“There’s ornamentation on the steeple that you’d never see from the ground, like hand-carved owls where they etched every feather and every claw. Skilled stone masons built it as a gift for God.”
above, NWI photo by Jonathan Miano; below, Miller South Shore station by Samuel A. Love
Northwest News ran a feature on friendly Grounds Maintenance Supervisor Tim Johnson, who started at IUN 35 years ago after graduating from Portage H.S. He seems to love working outdoors and said: “Right before school starts, usually toward the end of August, when we are out in the parking lots painting the curbs early in the morning and the sun comes up over the horizon, it’s just beautiful.”
In a holiday message entitled “It’s the Time to be Thankful,” IUN poet laureate Hollis Donald of Physical Plant laments the impending retirement of Business professor Marilyn Vasquez. She was a “truly wonderful human being,” as Donald observed accurately, whose joyous smile was contagious. Jeff Manes should do a SALT column on her. Donald concluded
“If you’ll make joy your goal, you can wear a smile on your face when all the reasons for being happy are gone. Joy will carry you through any rainy day, when all your friends or help are gone.

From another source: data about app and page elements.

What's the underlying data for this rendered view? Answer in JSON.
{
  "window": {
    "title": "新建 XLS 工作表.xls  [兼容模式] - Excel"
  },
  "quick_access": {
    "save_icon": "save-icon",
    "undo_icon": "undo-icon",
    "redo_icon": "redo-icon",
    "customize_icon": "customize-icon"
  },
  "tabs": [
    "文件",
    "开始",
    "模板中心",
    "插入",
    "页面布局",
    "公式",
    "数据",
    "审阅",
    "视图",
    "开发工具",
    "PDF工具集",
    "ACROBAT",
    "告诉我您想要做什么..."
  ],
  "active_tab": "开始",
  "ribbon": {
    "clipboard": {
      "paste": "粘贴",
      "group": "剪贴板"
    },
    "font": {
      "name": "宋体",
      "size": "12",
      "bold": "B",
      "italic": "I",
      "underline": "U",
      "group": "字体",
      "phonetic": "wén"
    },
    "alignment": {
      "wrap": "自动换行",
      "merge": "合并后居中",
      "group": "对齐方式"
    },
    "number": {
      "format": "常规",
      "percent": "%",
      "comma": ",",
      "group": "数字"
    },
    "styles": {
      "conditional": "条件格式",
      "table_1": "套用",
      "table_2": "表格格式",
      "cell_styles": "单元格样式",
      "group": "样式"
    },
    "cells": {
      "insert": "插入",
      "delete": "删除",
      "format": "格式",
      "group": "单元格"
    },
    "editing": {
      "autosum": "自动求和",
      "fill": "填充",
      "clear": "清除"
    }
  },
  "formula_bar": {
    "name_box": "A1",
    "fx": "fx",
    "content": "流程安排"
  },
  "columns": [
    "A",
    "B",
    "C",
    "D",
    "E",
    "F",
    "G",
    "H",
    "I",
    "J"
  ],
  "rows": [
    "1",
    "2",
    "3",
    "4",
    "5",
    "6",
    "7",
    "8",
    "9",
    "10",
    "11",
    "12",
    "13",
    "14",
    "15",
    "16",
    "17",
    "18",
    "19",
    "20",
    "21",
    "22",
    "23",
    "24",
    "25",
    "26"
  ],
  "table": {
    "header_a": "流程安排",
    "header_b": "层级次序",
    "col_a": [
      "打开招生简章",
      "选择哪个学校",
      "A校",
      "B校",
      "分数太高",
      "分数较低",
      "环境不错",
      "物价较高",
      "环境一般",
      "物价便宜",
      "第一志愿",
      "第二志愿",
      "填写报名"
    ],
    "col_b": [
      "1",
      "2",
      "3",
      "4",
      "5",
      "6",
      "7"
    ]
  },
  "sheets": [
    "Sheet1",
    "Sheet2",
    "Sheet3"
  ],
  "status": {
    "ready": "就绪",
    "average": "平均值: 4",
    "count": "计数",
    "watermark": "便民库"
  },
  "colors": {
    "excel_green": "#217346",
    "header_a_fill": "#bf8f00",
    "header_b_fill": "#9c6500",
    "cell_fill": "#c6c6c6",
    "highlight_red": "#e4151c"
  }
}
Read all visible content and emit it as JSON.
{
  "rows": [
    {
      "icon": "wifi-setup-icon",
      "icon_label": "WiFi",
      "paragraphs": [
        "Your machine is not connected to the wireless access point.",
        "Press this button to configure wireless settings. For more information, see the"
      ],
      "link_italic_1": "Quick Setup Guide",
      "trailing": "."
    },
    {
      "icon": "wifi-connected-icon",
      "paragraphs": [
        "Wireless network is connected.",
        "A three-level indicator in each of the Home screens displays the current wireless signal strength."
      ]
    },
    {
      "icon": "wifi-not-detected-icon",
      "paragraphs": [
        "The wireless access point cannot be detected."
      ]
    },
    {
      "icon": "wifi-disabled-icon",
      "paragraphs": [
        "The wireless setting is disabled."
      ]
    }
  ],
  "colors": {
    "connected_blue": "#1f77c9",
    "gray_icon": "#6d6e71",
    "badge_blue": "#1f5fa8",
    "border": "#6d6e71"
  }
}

Why? Because you have learned to be so thankful for your life.”
Marilyn Vasquez with Surekha Rao (2012); NWI photo by Tony V. Martin